The job is to find each line of the records below that includes the word "icon" and copy it.

Start of Recorded information

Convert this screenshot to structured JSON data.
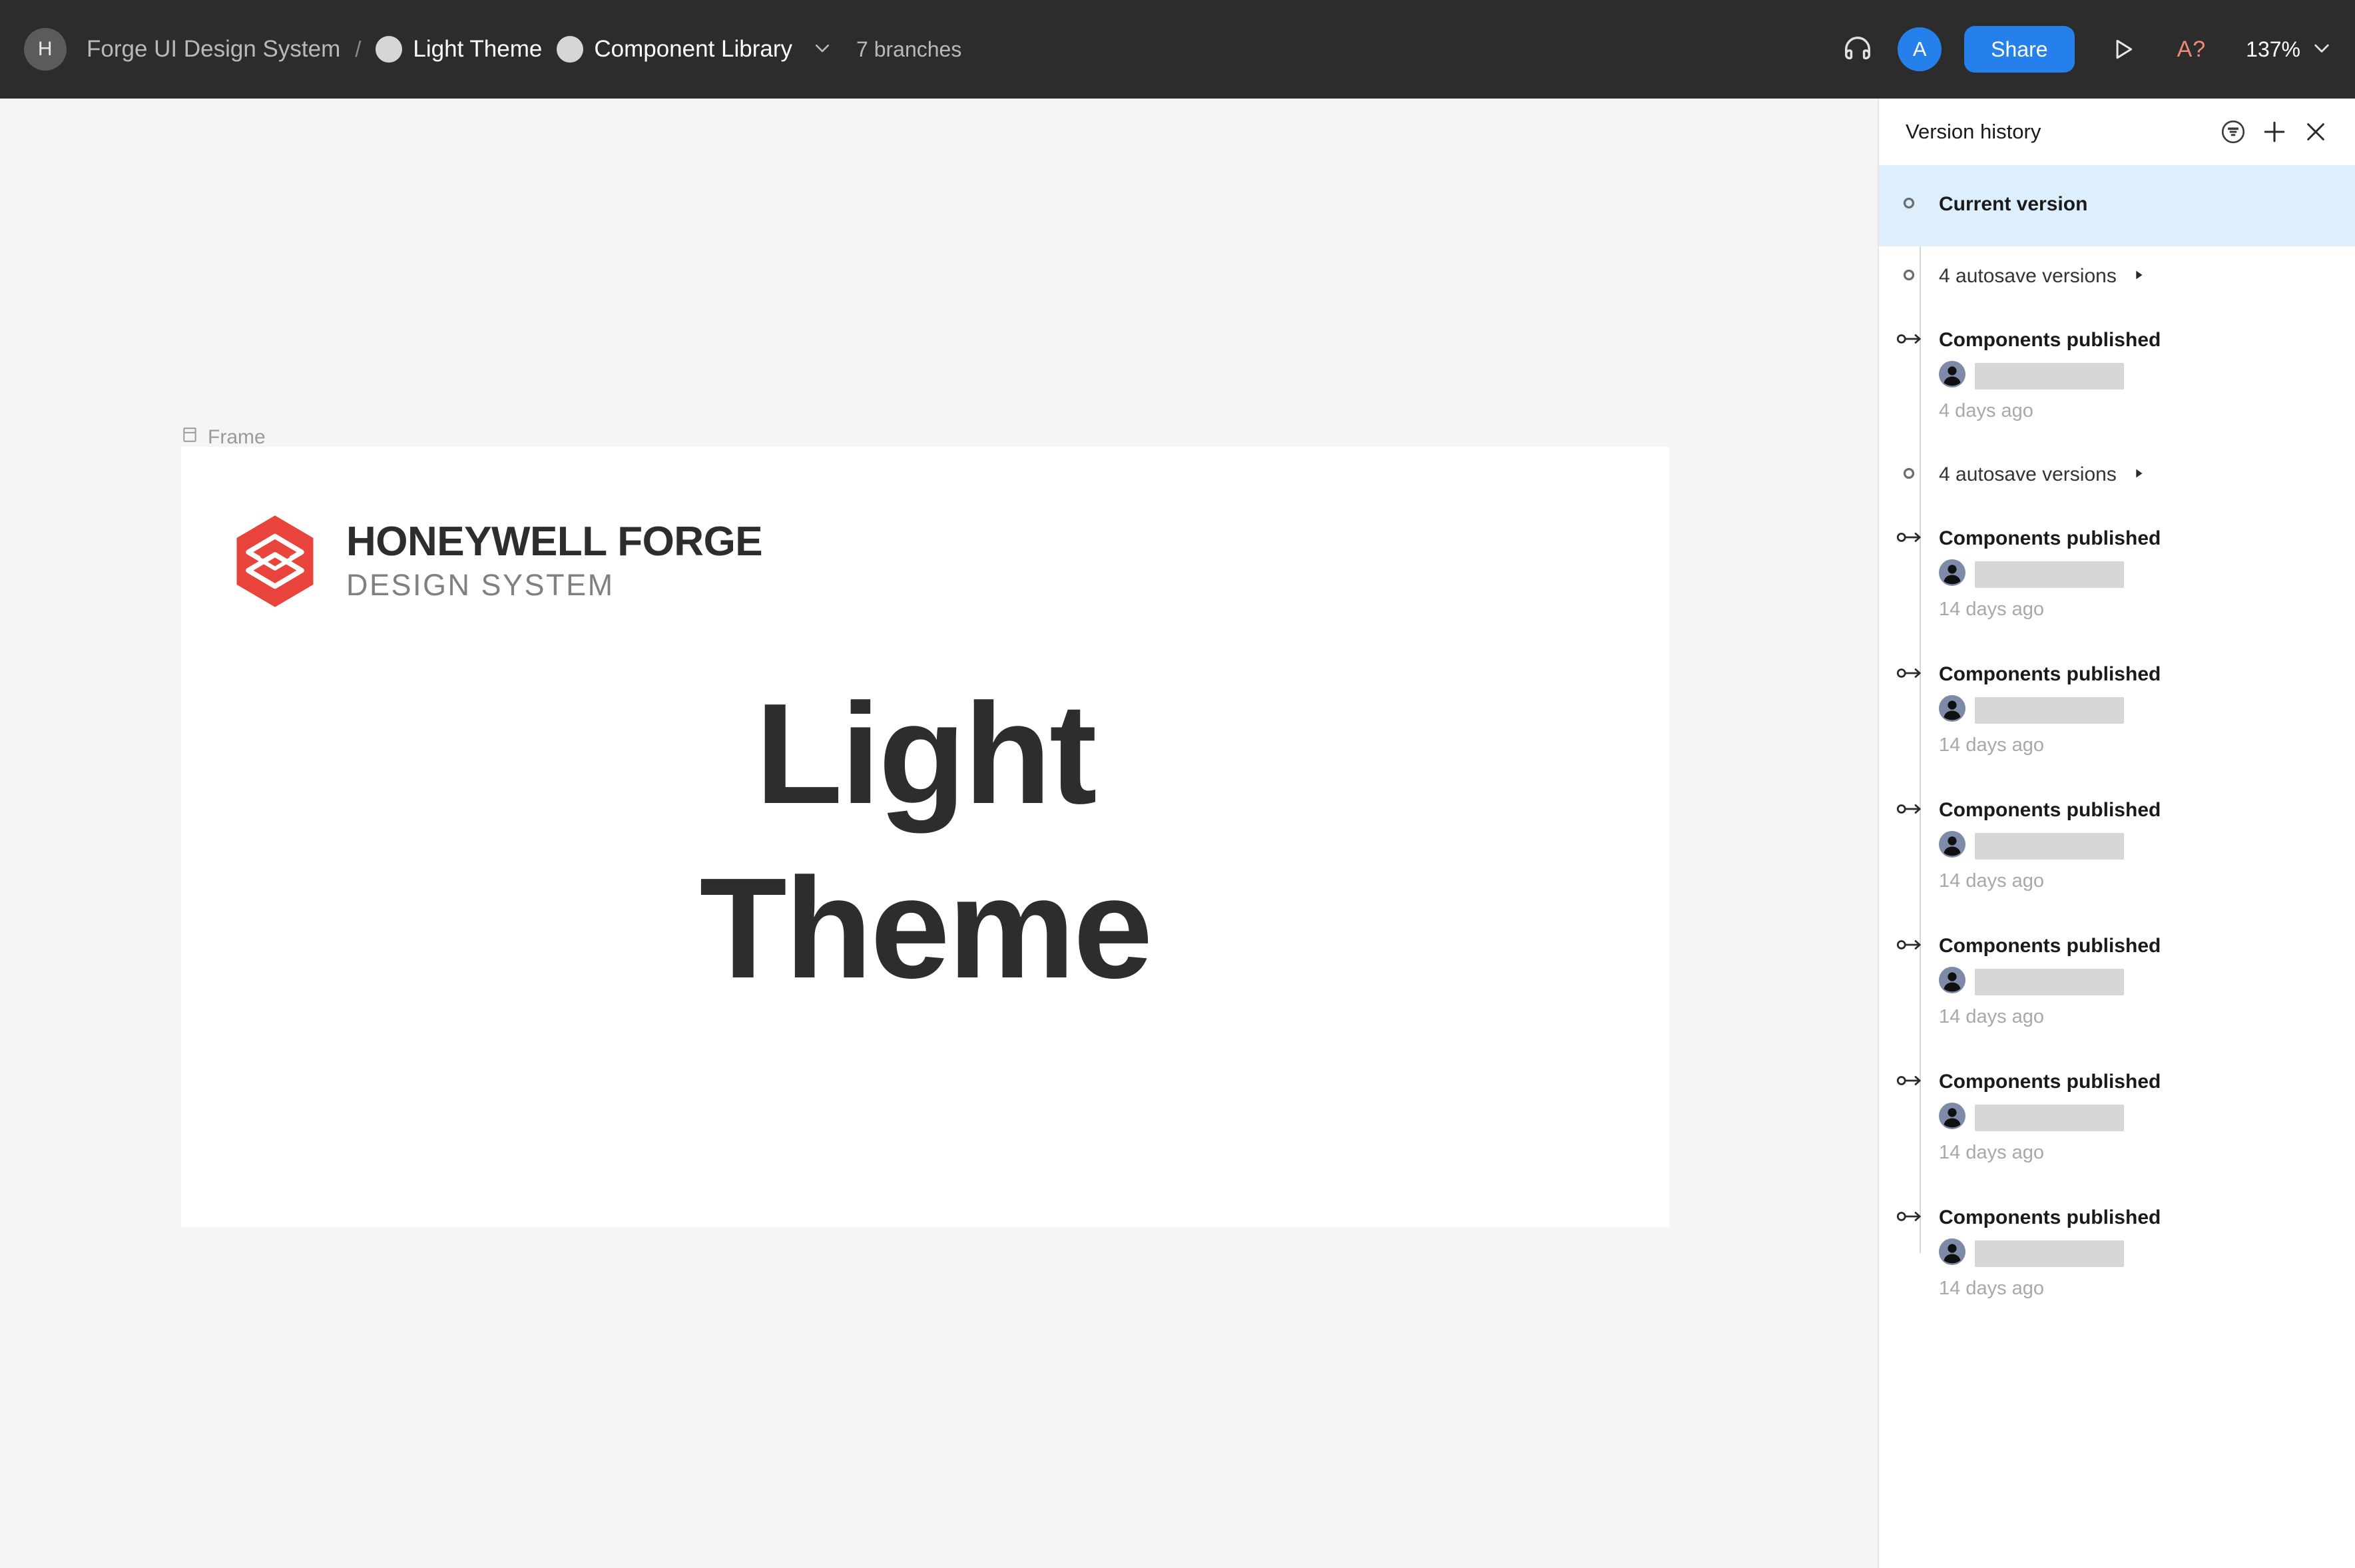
{
  "toolbar": {
    "home_initial": "H",
    "document_title": "Forge UI Design System",
    "separator": "/",
    "breadcrumbs": [
      {
        "label": "Light Theme"
      },
      {
        "label": "Component Library"
      }
    ],
    "branches_count": "7 branches",
    "headphones_icon": "headphones-icon",
    "avatar_initial": "A",
    "share_label": "Share",
    "present_icon": "play-icon",
    "accessibility_label": "A?",
    "zoom_level": "137%",
    "accent_blue": "#2680eb",
    "accent_coral": "#ef8a77",
    "bar_background": "#2c2c2c"
  },
  "canvas": {
    "background": "#f5f5f5",
    "frame_label": "Frame",
    "frame_background": "#ffffff",
    "logo": {
      "mark_color": "#e8443b",
      "title": "HONEYWELL FORGE",
      "subtitle": "DESIGN SYSTEM",
      "title_color": "#2d2d2d",
      "subtitle_color": "#808080"
    },
    "hero_line1": "Light",
    "hero_line2": "Theme",
    "hero_color": "#2d2d2d"
  },
  "panel": {
    "title": "Version history",
    "filter_icon": "filter-icon",
    "add_icon": "plus-icon",
    "close_icon": "close-icon",
    "highlight_color": "#ddeffc",
    "entries": [
      {
        "marker": "dot",
        "title": "Current version",
        "current": true,
        "has_author": false,
        "time": ""
      },
      {
        "marker": "dot",
        "title": "4 autosave versions",
        "expandable": true,
        "current": false,
        "has_author": false,
        "time": ""
      },
      {
        "marker": "publish",
        "title": "Components published",
        "current": false,
        "has_author": true,
        "time": "4 days ago"
      },
      {
        "marker": "dot",
        "title": "4 autosave versions",
        "expandable": true,
        "current": false,
        "has_author": false,
        "time": ""
      },
      {
        "marker": "publish",
        "title": "Components published",
        "current": false,
        "has_author": true,
        "time": "14 days ago"
      },
      {
        "marker": "publish",
        "title": "Components published",
        "current": false,
        "has_author": true,
        "time": "14 days ago"
      },
      {
        "marker": "publish",
        "title": "Components published",
        "current": false,
        "has_author": true,
        "time": "14 days ago"
      },
      {
        "marker": "publish",
        "title": "Components published",
        "current": false,
        "has_author": true,
        "time": "14 days ago"
      },
      {
        "marker": "publish",
        "title": "Components published",
        "current": false,
        "has_author": true,
        "time": "14 days ago"
      },
      {
        "marker": "publish",
        "title": "Components published",
        "current": false,
        "has_author": true,
        "time": "14 days ago"
      }
    ]
  }
}
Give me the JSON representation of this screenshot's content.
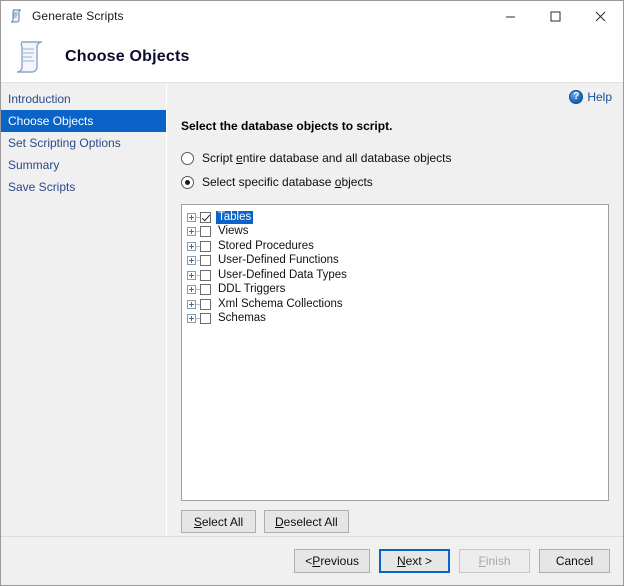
{
  "window": {
    "title": "Generate Scripts",
    "title_icon": "script-scroll-icon",
    "minimize_label": "Minimize",
    "maximize_label": "Maximize",
    "close_label": "Close"
  },
  "header": {
    "title": "Choose Objects",
    "icon": "script-scroll-icon"
  },
  "sidebar": {
    "items": [
      {
        "label": "Introduction",
        "active": false
      },
      {
        "label": "Choose Objects",
        "active": true
      },
      {
        "label": "Set Scripting Options",
        "active": false
      },
      {
        "label": "Summary",
        "active": false
      },
      {
        "label": "Save Scripts",
        "active": false
      }
    ]
  },
  "main": {
    "help_label": "Help",
    "help_icon": "help-circle-icon",
    "instruction": "Select the database objects to script.",
    "radios": [
      {
        "label_before": "Script ",
        "accel": "e",
        "label_after": "ntire database and all database objects",
        "checked": false
      },
      {
        "label_before": "Select specific database ",
        "accel": "o",
        "label_after": "bjects",
        "checked": true
      }
    ],
    "tree": [
      {
        "label": "Tables",
        "checked": true,
        "selected": true
      },
      {
        "label": "Views",
        "checked": false,
        "selected": false
      },
      {
        "label": "Stored Procedures",
        "checked": false,
        "selected": false
      },
      {
        "label": "User-Defined Functions",
        "checked": false,
        "selected": false
      },
      {
        "label": "User-Defined Data Types",
        "checked": false,
        "selected": false
      },
      {
        "label": "DDL Triggers",
        "checked": false,
        "selected": false
      },
      {
        "label": "Xml Schema Collections",
        "checked": false,
        "selected": false
      },
      {
        "label": "Schemas",
        "checked": false,
        "selected": false
      }
    ],
    "select_all": {
      "before": "",
      "accel": "S",
      "after": "elect All"
    },
    "deselect_all": {
      "before": "",
      "accel": "D",
      "after": "eselect All"
    }
  },
  "footer": {
    "previous": {
      "before": "< ",
      "accel": "P",
      "after": "revious",
      "disabled": false,
      "focused": false
    },
    "next": {
      "before": "",
      "accel": "N",
      "after": "ext >",
      "disabled": false,
      "focused": true
    },
    "finish": {
      "before": "",
      "accel": "F",
      "after": "inish",
      "disabled": true,
      "focused": false
    },
    "cancel": {
      "before": "",
      "accel": "",
      "after": "Cancel",
      "disabled": false,
      "focused": false
    }
  },
  "colors": {
    "selection_blue": "#0a64c8",
    "link_blue": "#2b4a8b",
    "window_bg": "#f0f0f0",
    "panel_bg": "#ffffff"
  }
}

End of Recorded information

» Answer to this exercise:
    "headphones_icon": "headphones-icon",
    "present_icon": "play-icon",
    "filter_icon": "filter-icon",
    "add_icon": "plus-icon",
    "close_icon": "close-icon",
    "title_icon": "script-scroll-icon",
    "icon": "script-scroll-icon"
    "help_icon": "help-circle-icon",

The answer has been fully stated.